Whilst Trimble gives us an historical perspective for viewing the development of neuropsychiatry, he does not see himself as providing an historical exegesis, let alone "a linear trajectory" (xiii). Nor does he wish to confuse the task of physical or natural sciences with the human or social sciences such as intellectual history. Whereas the former aims at explaining knowledge of causal relationships of entities or phenomena typically by way of evidence and proofs, the latter centres upon understanding the significance of lived experience. Citing Wilhelm Dilthey's 1894 essay on descriptive and analytic psychology, Trimble contends "We explain nature, but we understand mental life" (279). For those readers who would regard him as soiling neurology with "philosophical speculation (280)," each of Trimble's fourteen chapters shows us how deeply engrained in the neurosciences philosophical ideas have been, a major strength of his monograph.

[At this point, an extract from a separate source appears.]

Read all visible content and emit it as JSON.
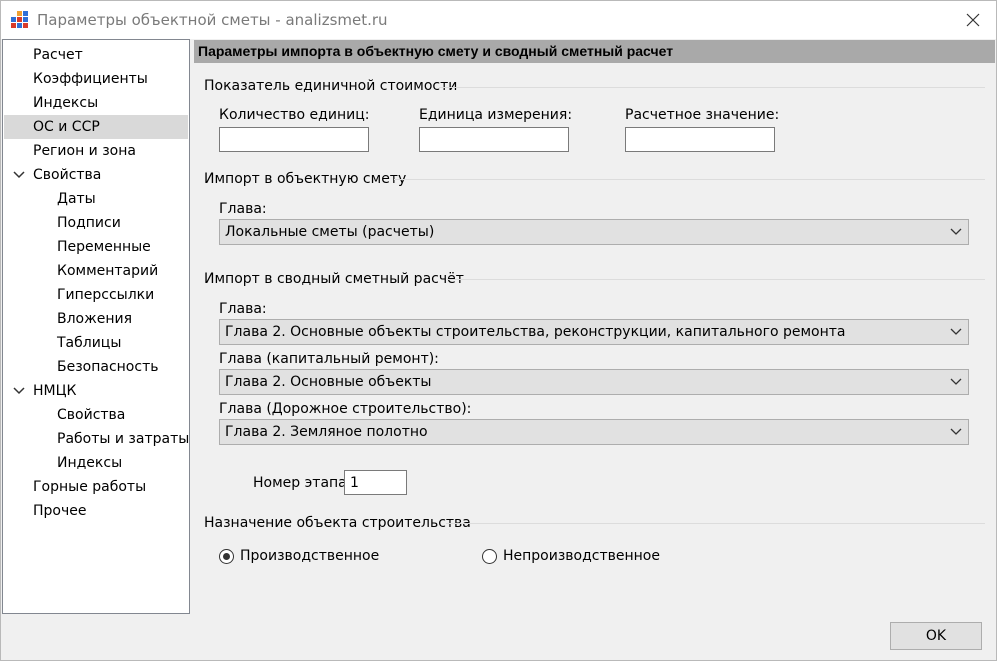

Trimble's narrative strategy of "interweaving past events and personalities" (282) forms part of his laudable goal of accounting for "the development of neuroscientific discovery and the evolution of ideas, the latter influenced by cultural and social factors, themselves intertwined with developing and developed constructs" (283). Yet there are occasions when his vignettes fall short. For example, it may not be obvious to all readers what purpose is served by the inclusion of, say, the suicide of Hans Berger during the Nazi tyranny (202) or the poisoning of Vladimir Bekhterev during the Stalinist tyranny (237). Perhaps, these instances remind us of how easily intellectual history can slide between investigating how kinds of thinking become manifested or deflected, distorted or suppressed and emphasizing the socio-cultural history of individual intellectuals, be it part biographical and part institutional.
Despite doubts and questions raised by this critique of The Intentional Brain, they do not diminish the sheer potency and scope of the work. It behoves us to recall that, when paraphrasing Aristoteles' Peri aistheseos 436a19-21 (Sense and Sensibilia (B.C. 347±)), Trimble has no hesitation sharing his overarching ideal: "the philosopher should end with medicine and the physician commence with philosophy" (xi).
© 2017 R.A. Goodrich
R.A. Goodrich is affiliated with the A.R.C. Centre for the History of Emotions (University of Melbourne) and the A.D.I. European Philosophy & History of Ideas (Deakin University), co-edits the online refereed arts journal, Double Dialogues, and co-ordinates with Maryrose Hall a longitudinal project investigating linguistic, cognitive, and behavioural development of higher-functioning children within the autistic spectrum and related disorders.